How to complete this task:
Whenever a line carries the word "value", pull it out of the entries.

* * * * * * * * *

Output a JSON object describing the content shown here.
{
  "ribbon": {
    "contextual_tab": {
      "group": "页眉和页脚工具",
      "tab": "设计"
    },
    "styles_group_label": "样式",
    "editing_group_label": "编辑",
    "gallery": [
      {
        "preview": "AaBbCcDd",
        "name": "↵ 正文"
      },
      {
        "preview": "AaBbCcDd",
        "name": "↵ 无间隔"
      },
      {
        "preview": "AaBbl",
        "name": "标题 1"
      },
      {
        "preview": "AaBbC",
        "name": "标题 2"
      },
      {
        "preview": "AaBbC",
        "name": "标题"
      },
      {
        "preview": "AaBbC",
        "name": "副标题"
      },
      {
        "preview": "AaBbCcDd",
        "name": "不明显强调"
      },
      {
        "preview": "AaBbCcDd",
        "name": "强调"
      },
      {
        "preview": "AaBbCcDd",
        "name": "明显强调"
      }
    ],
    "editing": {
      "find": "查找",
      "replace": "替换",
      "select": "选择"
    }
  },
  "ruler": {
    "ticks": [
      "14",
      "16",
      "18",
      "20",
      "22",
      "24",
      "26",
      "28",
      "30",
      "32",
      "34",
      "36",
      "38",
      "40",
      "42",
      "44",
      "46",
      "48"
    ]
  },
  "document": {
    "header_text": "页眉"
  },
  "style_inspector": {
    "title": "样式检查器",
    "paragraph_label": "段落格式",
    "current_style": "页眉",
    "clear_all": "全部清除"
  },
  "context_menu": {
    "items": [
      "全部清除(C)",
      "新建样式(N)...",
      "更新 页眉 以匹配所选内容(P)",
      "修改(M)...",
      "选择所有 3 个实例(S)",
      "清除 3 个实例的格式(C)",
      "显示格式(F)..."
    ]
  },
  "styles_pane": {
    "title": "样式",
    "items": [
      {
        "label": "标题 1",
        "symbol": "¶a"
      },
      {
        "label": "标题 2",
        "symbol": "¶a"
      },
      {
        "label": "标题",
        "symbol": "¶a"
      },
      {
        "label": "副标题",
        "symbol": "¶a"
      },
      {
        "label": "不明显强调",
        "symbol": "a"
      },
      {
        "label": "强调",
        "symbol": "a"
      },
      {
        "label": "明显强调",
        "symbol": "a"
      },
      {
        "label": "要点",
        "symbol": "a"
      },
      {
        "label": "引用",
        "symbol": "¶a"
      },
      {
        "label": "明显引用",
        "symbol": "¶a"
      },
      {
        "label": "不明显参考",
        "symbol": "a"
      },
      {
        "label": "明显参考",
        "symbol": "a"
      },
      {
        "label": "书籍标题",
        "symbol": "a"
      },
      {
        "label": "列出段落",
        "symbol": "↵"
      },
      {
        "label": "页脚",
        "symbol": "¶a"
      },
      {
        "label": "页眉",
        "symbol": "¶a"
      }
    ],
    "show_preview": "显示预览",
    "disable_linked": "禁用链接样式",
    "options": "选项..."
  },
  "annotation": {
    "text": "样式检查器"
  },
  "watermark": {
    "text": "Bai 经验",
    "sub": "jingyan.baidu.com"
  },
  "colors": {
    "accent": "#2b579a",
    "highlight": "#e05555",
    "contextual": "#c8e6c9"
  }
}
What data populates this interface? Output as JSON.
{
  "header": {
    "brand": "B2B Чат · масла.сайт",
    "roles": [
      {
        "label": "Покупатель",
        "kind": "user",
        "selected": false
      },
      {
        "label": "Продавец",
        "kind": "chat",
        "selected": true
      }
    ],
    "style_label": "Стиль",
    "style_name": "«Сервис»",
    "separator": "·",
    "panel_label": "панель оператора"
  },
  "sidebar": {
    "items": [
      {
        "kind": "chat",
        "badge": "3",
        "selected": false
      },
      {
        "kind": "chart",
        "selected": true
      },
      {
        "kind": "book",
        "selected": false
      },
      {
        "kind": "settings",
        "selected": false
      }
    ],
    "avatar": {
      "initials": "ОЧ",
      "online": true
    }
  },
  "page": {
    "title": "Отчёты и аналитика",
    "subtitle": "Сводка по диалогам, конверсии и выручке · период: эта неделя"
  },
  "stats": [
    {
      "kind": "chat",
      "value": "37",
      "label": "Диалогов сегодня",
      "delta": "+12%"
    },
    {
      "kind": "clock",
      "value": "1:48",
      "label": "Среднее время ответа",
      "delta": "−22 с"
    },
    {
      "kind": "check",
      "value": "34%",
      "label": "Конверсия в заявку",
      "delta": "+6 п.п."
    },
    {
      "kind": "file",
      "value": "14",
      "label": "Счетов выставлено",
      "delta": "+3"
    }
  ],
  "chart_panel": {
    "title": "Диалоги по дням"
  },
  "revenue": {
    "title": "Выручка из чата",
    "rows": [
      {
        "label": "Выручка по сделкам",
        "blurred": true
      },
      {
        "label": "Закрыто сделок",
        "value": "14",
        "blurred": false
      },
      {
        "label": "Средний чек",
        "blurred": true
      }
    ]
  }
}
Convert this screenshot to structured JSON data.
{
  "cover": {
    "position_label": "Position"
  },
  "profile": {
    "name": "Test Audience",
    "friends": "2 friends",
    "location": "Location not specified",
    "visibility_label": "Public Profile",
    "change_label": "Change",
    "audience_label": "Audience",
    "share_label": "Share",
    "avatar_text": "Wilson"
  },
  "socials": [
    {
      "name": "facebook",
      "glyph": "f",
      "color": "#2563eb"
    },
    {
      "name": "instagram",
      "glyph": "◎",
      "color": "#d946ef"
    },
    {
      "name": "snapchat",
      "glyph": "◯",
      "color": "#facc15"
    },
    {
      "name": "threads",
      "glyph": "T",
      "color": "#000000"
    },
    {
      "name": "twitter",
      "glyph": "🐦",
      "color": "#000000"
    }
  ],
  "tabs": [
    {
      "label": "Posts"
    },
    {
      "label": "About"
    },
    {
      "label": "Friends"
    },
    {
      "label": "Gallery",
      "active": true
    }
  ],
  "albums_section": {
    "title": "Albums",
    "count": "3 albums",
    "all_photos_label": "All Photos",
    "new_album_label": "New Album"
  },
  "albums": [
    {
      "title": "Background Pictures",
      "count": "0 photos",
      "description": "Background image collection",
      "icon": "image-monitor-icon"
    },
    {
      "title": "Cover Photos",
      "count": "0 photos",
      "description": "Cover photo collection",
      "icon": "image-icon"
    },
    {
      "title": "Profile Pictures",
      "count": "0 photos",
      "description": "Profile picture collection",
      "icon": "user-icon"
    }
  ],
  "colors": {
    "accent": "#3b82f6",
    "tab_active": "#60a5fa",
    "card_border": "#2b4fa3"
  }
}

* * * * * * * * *

Task response:
      "value": "37",
      "value": "1:48",
      "value": "34%",
      "value": "14",
        "value": "14",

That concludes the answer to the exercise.